#### [Your instructions]
Write out the data below in full. Keep it exact.

(Records from a dataset)
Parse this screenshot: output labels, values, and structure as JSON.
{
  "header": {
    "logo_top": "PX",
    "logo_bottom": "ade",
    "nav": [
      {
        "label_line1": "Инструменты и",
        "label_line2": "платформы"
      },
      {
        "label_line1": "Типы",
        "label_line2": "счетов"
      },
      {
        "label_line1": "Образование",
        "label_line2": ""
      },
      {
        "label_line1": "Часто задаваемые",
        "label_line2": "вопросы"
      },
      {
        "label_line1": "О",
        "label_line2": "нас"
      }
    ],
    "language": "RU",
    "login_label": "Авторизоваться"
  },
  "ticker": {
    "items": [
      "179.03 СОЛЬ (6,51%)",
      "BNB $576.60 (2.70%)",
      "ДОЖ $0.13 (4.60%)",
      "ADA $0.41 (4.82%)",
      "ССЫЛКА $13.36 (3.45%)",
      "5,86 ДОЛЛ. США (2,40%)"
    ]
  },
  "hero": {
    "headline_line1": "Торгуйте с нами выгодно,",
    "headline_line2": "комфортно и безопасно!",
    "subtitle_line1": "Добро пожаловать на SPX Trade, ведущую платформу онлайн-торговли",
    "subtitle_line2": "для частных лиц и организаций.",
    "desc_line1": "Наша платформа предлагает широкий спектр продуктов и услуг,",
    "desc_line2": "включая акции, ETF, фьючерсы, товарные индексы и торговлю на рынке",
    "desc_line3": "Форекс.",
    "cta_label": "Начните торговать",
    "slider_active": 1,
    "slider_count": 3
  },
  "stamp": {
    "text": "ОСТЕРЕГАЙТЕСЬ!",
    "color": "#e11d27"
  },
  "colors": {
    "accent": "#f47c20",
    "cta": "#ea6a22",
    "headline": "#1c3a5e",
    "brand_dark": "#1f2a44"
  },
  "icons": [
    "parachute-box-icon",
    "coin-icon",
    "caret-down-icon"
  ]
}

#### [Your solution]
Parse this screenshot: output labels, values, and structure as JSON.
{
  "header": {
    "logo_top": "PX",
    "logo_bottom": "ade",
    "nav": [
      {
        "label_line1": "Инструменты и",
        "label_line2": "платформы"
      },
      {
        "label_line1": "Типы",
        "label_line2": "счетов"
      },
      {
        "label_line1": "Образование",
        "label_line2": ""
      },
      {
        "label_line1": "Часто задаваемые",
        "label_line2": "вопросы"
      },
      {
        "label_line1": "О",
        "label_line2": "нас"
      }
    ],
    "language": "RU",
    "login_label": "Авторизоваться"
  },
  "ticker": {
    "items": [
      "179.03 СОЛЬ (6,51%)",
      "BNB $576.60 (2.70%)",
      "ДОЖ $0.13 (4.60%)",
      "ADA $0.41 (4.82%)",
      "ССЫЛКА $13.36 (3.45%)",
      "5,86 ДОЛЛ. США (2,40%)"
    ]
  },
  "hero": {
    "headline_line1": "Торгуйте с нами выгодно,",
    "headline_line2": "комфортно и безопасно!",
    "subtitle_line1": "Добро пожаловать на SPX Trade, ведущую платформу онлайн-торговли",
    "subtitle_line2": "для частных лиц и организаций.",
    "desc_line1": "Наша платформа предлагает широкий спектр продуктов и услуг,",
    "desc_line2": "включая акции, ETF, фьючерсы, товарные индексы и торговлю на рынке",
    "desc_line3": "Форекс.",
    "cta_label": "Начните торговать",
    "slider_active": 1,
    "slider_count": 3
  },
  "stamp": {
    "text": "ОСТЕРЕГАЙТЕСЬ!",
    "color": "#e11d27"
  },
  "colors": {
    "accent": "#f47c20",
    "cta": "#ea6a22",
    "headline": "#1c3a5e",
    "brand_dark": "#1f2a44"
  },
  "icons": [
    "parachute-box-icon",
    "coin-icon",
    "caret-down-icon"
  ]
}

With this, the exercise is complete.